In the United States, it seems we’ve developed a lazy, backwards way of thinking about education. We go to a teacher and expect them to bestow knowledge upon us. We take their class so they can copy information from their brain onto ours like it was a hard drive. When that doesn’t work, and it never does, we blame the teacher.
But when we fail to get the knowledge or skill we were chasing, the real failure is identifying the teacher. The teacher isn’t that person standing at the front of the classroom giving a lecture. The real teacher is repetition.
Teacher can tell you over and over again to do X. But it’s only after you’ve performed that action countless times you realize, “Hey! I need to do X!”
The real job of a teacher is to guide you. They set you on a path to make the discovery yourself. That discovery is the moment when you say “Oh! That’s what she meant!” The teacher already told you, but you didn’t internalize it until you had enough personal experience and repetitions to discover it from the inside out.

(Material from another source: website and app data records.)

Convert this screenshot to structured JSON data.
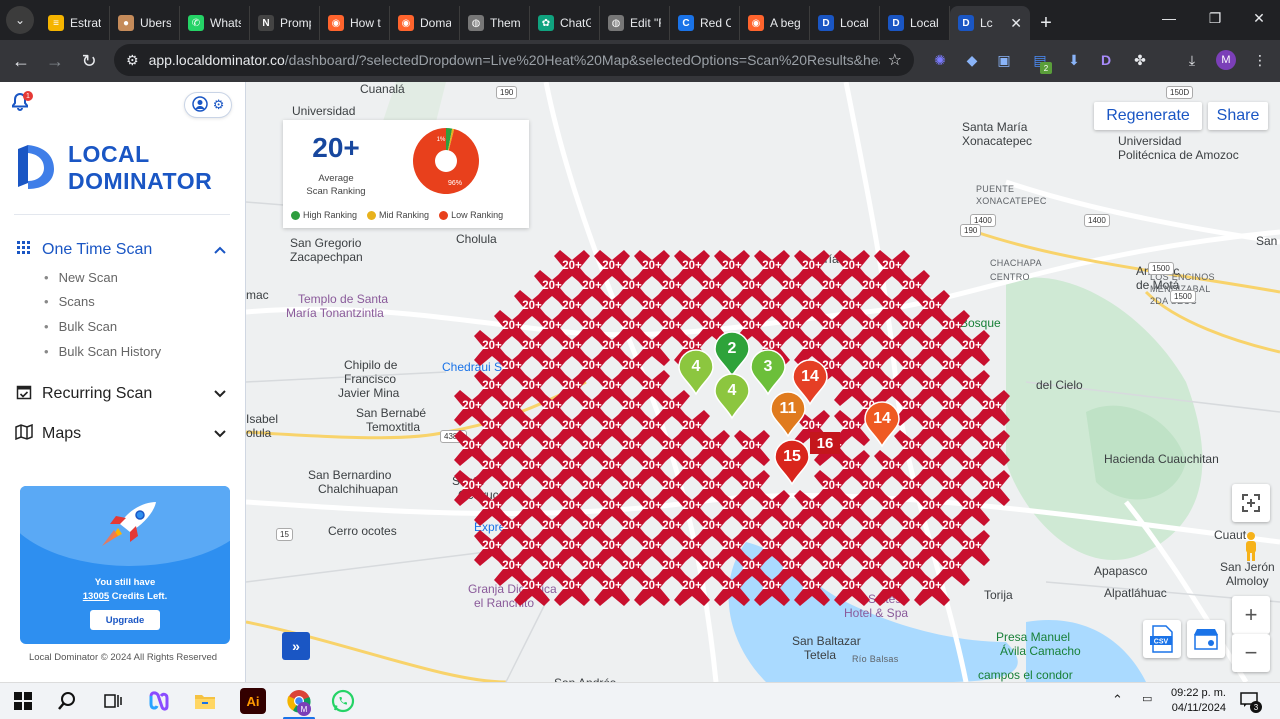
{
  "browser": {
    "tabs": [
      {
        "label": "Estrate",
        "icon": "docs-icon",
        "color": "#f5b400"
      },
      {
        "label": "Ubersu",
        "icon": "avatar-icon",
        "color": "#c58b5a"
      },
      {
        "label": "Whatsa",
        "icon": "whatsapp-icon",
        "color": "#25d366"
      },
      {
        "label": "Promp",
        "icon": "notion-icon",
        "color": "#444444"
      },
      {
        "label": "How t",
        "icon": "semrush-icon",
        "color": "#ff642d"
      },
      {
        "label": "Doma",
        "icon": "semrush-icon",
        "color": "#ff642d"
      },
      {
        "label": "Theme",
        "icon": "globe-icon",
        "color": "#777777"
      },
      {
        "label": "ChatG",
        "icon": "chatgpt-icon",
        "color": "#10a37f"
      },
      {
        "label": "Edit \"F",
        "icon": "globe-icon",
        "color": "#777777"
      },
      {
        "label": "Red C",
        "icon": "chrome-blue-icon",
        "color": "#1a73e8"
      },
      {
        "label": "A begi",
        "icon": "semrush-icon",
        "color": "#ff642d"
      },
      {
        "label": "Local",
        "icon": "localdominator-icon",
        "color": "#1a56c4"
      },
      {
        "label": "Local",
        "icon": "localdominator-icon",
        "color": "#1a56c4"
      }
    ],
    "active_tab": {
      "label": "Lc",
      "close": "✕"
    },
    "new_tab": "+",
    "url_host": "app.localdominator.co",
    "url_path": "/dashboard/?selectedDropdown=Live%20Heat%20Map&selectedOptions=Scan%20Results&heatma...",
    "profile_initial": "M",
    "extension_badge": "2"
  },
  "sidebar": {
    "notification_count": "1",
    "logo_line1": "LOCAL",
    "logo_line2": "DOMINATOR",
    "menu": [
      {
        "label": "One Time Scan",
        "icon": "grid-icon",
        "expanded": true,
        "items": [
          "New Scan",
          "Scans",
          "Bulk Scan",
          "Bulk Scan History"
        ]
      },
      {
        "label": "Recurring Scan",
        "icon": "calendar-check-icon",
        "expanded": false
      },
      {
        "label": "Maps",
        "icon": "map-icon",
        "expanded": false
      }
    ],
    "upgrade": {
      "line1": "You still have",
      "credits": "13005",
      "line2_suffix": " Credits Left.",
      "button": "Upgrade"
    },
    "footer": "Local Dominator © 2024 All Rights Reserved"
  },
  "stats": {
    "average_value": "20+",
    "average_label_line1": "Average",
    "average_label_line2": "Scan Ranking",
    "donut": {
      "low_percent": 96,
      "mid_percent": 1,
      "high_percent": 3,
      "label": "96%",
      "small_label": "1%"
    },
    "legend": [
      {
        "label": "High Ranking",
        "color": "#2e9e3e"
      },
      {
        "label": "Mid Ranking",
        "color": "#e8b21d"
      },
      {
        "label": "Low Ranking",
        "color": "#e8401c"
      }
    ]
  },
  "map": {
    "regenerate": "Regenerate",
    "share": "Share",
    "grid_label": "20+",
    "pins": [
      {
        "label": "2",
        "color": "#2ea33a"
      },
      {
        "label": "4",
        "color": "#8cc63f"
      },
      {
        "label": "3",
        "color": "#6cbf3a"
      },
      {
        "label": "4",
        "color": "#8cc63f"
      },
      {
        "label": "14",
        "color": "#e53f25"
      },
      {
        "label": "11",
        "color": "#e07b1e"
      },
      {
        "label": "14",
        "color": "#ef5a22"
      },
      {
        "label": "15",
        "color": "#d9251c"
      }
    ],
    "box_label": "16",
    "places": [
      {
        "text": "Cuanalá",
        "cls": ""
      },
      {
        "text": "Universidad",
        "cls": ""
      },
      {
        "text": "Santa María",
        "cls": ""
      },
      {
        "text": "Xonacatepec",
        "cls": ""
      },
      {
        "text": "Universidad",
        "cls": ""
      },
      {
        "text": "Politécnica de Amozoc",
        "cls": ""
      },
      {
        "text": "PUENTE",
        "cls": "small"
      },
      {
        "text": "XONACATEPEC",
        "cls": "small"
      },
      {
        "text": "San Gregorio",
        "cls": ""
      },
      {
        "text": "Zacapechpan",
        "cls": ""
      },
      {
        "text": "Cholula",
        "cls": ""
      },
      {
        "text": "CHACHAPA",
        "cls": "small"
      },
      {
        "text": "CENTRO",
        "cls": "small"
      },
      {
        "text": "Amozoc",
        "cls": ""
      },
      {
        "text": "de Motá",
        "cls": ""
      },
      {
        "text": "LOS ENCINOS",
        "cls": "small"
      },
      {
        "text": "MENDIZABAL",
        "cls": "small"
      },
      {
        "text": "2DA SECC",
        "cls": "small"
      },
      {
        "text": "Templo de Santa",
        "cls": "poi"
      },
      {
        "text": "María Tonantzintla",
        "cls": "poi"
      },
      {
        "text": "Chipilo de",
        "cls": ""
      },
      {
        "text": "Francisco",
        "cls": ""
      },
      {
        "text": "Javier Mina",
        "cls": ""
      },
      {
        "text": "Chedraui S",
        "cls": "blue"
      },
      {
        "text": "San Bernabé",
        "cls": ""
      },
      {
        "text": "Temoxtitla",
        "cls": ""
      },
      {
        "text": "Isabel",
        "cls": ""
      },
      {
        "text": "olula",
        "cls": ""
      },
      {
        "text": "Hacienda Cuauchitan",
        "cls": ""
      },
      {
        "text": "San Bernardino",
        "cls": ""
      },
      {
        "text": "Chalchihuapan",
        "cls": ""
      },
      {
        "text": "Santa",
        "cls": ""
      },
      {
        "text": "Ocoyuca",
        "cls": ""
      },
      {
        "text": "Cerro ocotes",
        "cls": ""
      },
      {
        "text": "Express",
        "cls": "blue"
      },
      {
        "text": "Granja Didactica",
        "cls": "poi"
      },
      {
        "text": "el Ranchito",
        "cls": "poi"
      },
      {
        "text": "Apapasco",
        "cls": ""
      },
      {
        "text": "Alpatláhuac",
        "cls": ""
      },
      {
        "text": "Cuaut",
        "cls": ""
      },
      {
        "text": "San Jerón",
        "cls": ""
      },
      {
        "text": "Almoloy",
        "cls": ""
      },
      {
        "text": "Torija",
        "cls": ""
      },
      {
        "text": "Presa Manuel",
        "cls": "green"
      },
      {
        "text": "Ávila Camacho",
        "cls": "green"
      },
      {
        "text": "campos el condor",
        "cls": "green"
      },
      {
        "text": "Suites",
        "cls": "poi"
      },
      {
        "text": "Hotel & Spa",
        "cls": "poi"
      },
      {
        "text": "San Baltazar",
        "cls": ""
      },
      {
        "text": "Tetela",
        "cls": ""
      },
      {
        "text": "San Andrés",
        "cls": ""
      },
      {
        "text": "Río Balsas",
        "cls": "small"
      },
      {
        "text": "del Cielo",
        "cls": ""
      },
      {
        "text": "Bosque",
        "cls": "green"
      },
      {
        "text": "San",
        "cls": ""
      },
      {
        "text": "aría",
        "cls": ""
      },
      {
        "text": "mac",
        "cls": ""
      }
    ],
    "route_shields": [
      "1400",
      "1400",
      "190",
      "150D",
      "1500",
      "1500",
      "438D",
      "190",
      "15"
    ],
    "csv_label": "CSV"
  },
  "taskbar": {
    "time": "09:22 p. m.",
    "date": "04/11/2024",
    "notif_count": "3"
  }
}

In martial arts, you feel the movement from the inside. The more you do it, the more you notice. Once you start hitting the basics, then you start noticing smaller and smaller details. You can tell how many repetitions someone has performed of a certain technique based on the level of detail they’re aware of.
Boang Sao is my teacher. Chung Chuie is my teacher. Jab-Cross is my teacher. Corkscrew Parry is my teacher. Triangle Step is my teacher…